Osbourn senior Matt Krawczyk might not have played as much tennis as many of the other seven quarterfinalists bound for the Virginia AAA boys' singles tournament this weekend in Newport News.

Then again, many of his peers might not have played as much golf or hockey as he has.

Golf in the fall, hockey in the winter and tennis in the spring -- it's been that way for all four years of high school for Krawczyk, who acknowledges that his three-fold endeavor is "an odd combination."

But why specialize in one when you can specialize in fun?

"A lot of people I've talked to have said if I did specialize [in tennis], I could be a lot better," said Krawczyk, who has been a multi-year All-Extra selection in hockey and tennis. "The truth is, I just love all the sports I play. Each sport I love for a different reason."

In the state singles quarterfinals tomorrow at the Huntington Park Tennis Center in Newport News, Northwestern Region runner-up Krawczyk will face unbeaten Ocean Lakes sophomore left-hander Ben Wirth, the Eastern Region champion.

Krawczyk's views toward his athletic choices were shaped, in part, shortly before he entered high school. While an eighth-grader at Metz Middle School, he underwent surgery for brain cancer. He is now cancer-free, but the condition gave him a deeper understanding of what was important to him.

"I believe the situations that he has had to go through have changed his perspective on everything from life in general to the sports he plays," said his father, Mike. "He was in the hospital and saw so many other kids in much worse shape than he was."

"He does have a more mature approach," Osbourn boys' tennis coach Glen Strickland said. "He can see the larger challenges quicker than a lot of the guys who get sidetracked or distracted easily on really minor points. He can move on to whatever the real challenge is -- and he enjoys the challenge."

Krawczyk, who still suffers from the occasional severe headache and other lingering effects from his condition, can joke now that one of the worst things about his brain surgery was that it took place in the middle of hockey season. But regardless of the time of year, Krawczyk would miss whichever of his sports was in play.

Golf is his "relaxing" pursuit because he has lower expectations for himself. Even so, Krawczyk was a solid No. 4 man for the Eagles last fall and shot a team-best score in a dual-match win over Osbourn Park to help Osbourn sew up a Cedar Run District regular season title and region tournament berth.

Hockey season gives Krawczyk, turned on to the sport by kids in his neighborhood, more of a team flavor than he gets in the fall or spring. Last winter he scored a team-high 16 goals and had 10 assists. He ranks among career leaders in both categories in the Northern Virginia Scholastic Hockey League.

And in tennis, a sport his parents introduced him to as a child, he likes the idea that he has to rely solely on his own talent and wits. He will play tennis next season at Le Moyne College in Syracuse, N.Y., the third generation of his family to go there.

"It's very difficult for anybody to compete these days in three varsity sports," Strickland said, "and it's even less likely that someone would be as successful or important to their teams as Matt is."

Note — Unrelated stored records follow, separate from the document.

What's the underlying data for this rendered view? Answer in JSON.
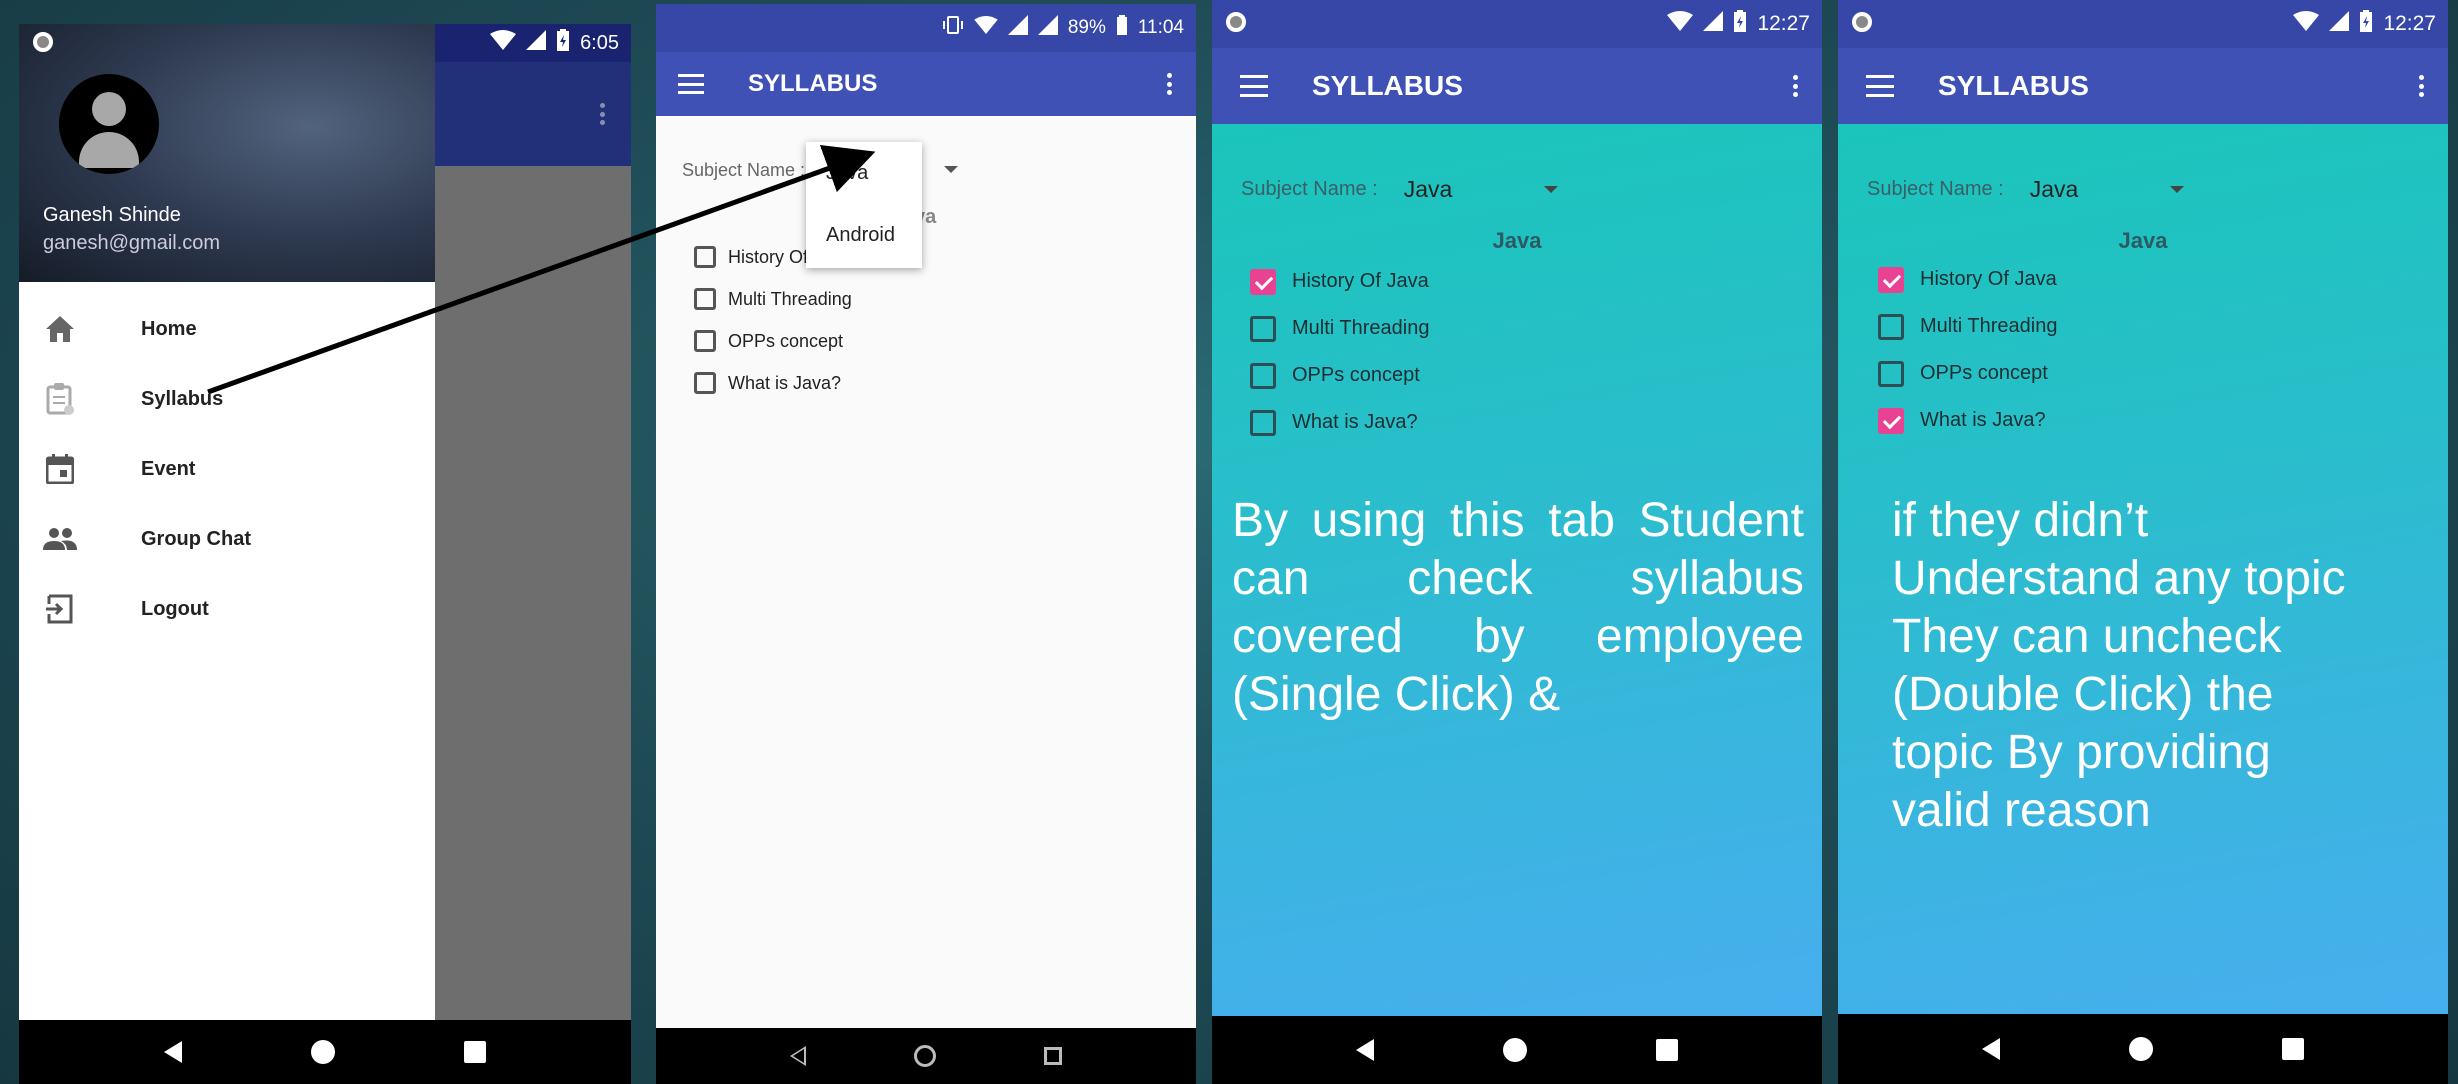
{
  "phone1": {
    "status_time": "6:05",
    "user_name": "Ganesh Shinde",
    "user_email": "ganesh@gmail.com",
    "menu": [
      {
        "label": "Home",
        "icon": "home-icon"
      },
      {
        "label": "Syllabus",
        "icon": "clipboard-icon"
      },
      {
        "label": "Event",
        "icon": "calendar-icon"
      },
      {
        "label": "Group Chat",
        "icon": "group-icon"
      },
      {
        "label": "Logout",
        "icon": "logout-icon"
      }
    ]
  },
  "phone2": {
    "status_battery": "89%",
    "status_time": "11:04",
    "title": "SYLLABUS",
    "subject_label": "Subject Name :",
    "dropdown_options": [
      "Java",
      "Android"
    ],
    "section_heading_partial": "va",
    "topics": [
      {
        "label": "History Of",
        "checked": false
      },
      {
        "label": "Multi Threading",
        "checked": false
      },
      {
        "label": "OPPs concept",
        "checked": false
      },
      {
        "label": "What is Java?",
        "checked": false
      }
    ]
  },
  "phone3": {
    "status_time": "12:27",
    "title": "SYLLABUS",
    "subject_label": "Subject Name :",
    "subject_value": "Java",
    "section_heading": "Java",
    "topics": [
      {
        "label": "History Of Java",
        "checked": true
      },
      {
        "label": "Multi Threading",
        "checked": false
      },
      {
        "label": "OPPs concept",
        "checked": false
      },
      {
        "label": "What is Java?",
        "checked": false
      }
    ],
    "caption": "By using this tab Student can check syllabus covered by employee (Single Click) &"
  },
  "phone4": {
    "status_time": "12:27",
    "title": "SYLLABUS",
    "subject_label": "Subject Name :",
    "subject_value": "Java",
    "section_heading": "Java",
    "topics": [
      {
        "label": "History Of Java",
        "checked": true
      },
      {
        "label": "Multi Threading",
        "checked": false
      },
      {
        "label": "OPPs concept",
        "checked": false
      },
      {
        "label": "What is Java?",
        "checked": true
      }
    ],
    "caption": "if they didn’t Understand any topic They can uncheck (Double Click) the topic By providing valid reason"
  },
  "colors": {
    "primary": "#3f51b5",
    "status_bar": "#3747a8",
    "checkbox_checked": "#e84393",
    "gradient_top": "#16c7b5",
    "gradient_bottom": "#4aaef2"
  }
}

"My friends tease me -- I never get nervous before any type of sporting event," said Krawczyk, who also plays violin and is in the National Honor Society. "I'm very calm.

"Even if there's pressure, you have to enjoy yourself. It's not really worth it to me if I don't enjoy it."

Matt Krawczyk had surgery for brain cancer in eighth grade. He also has played golf, hockey and tennis at Osbourn.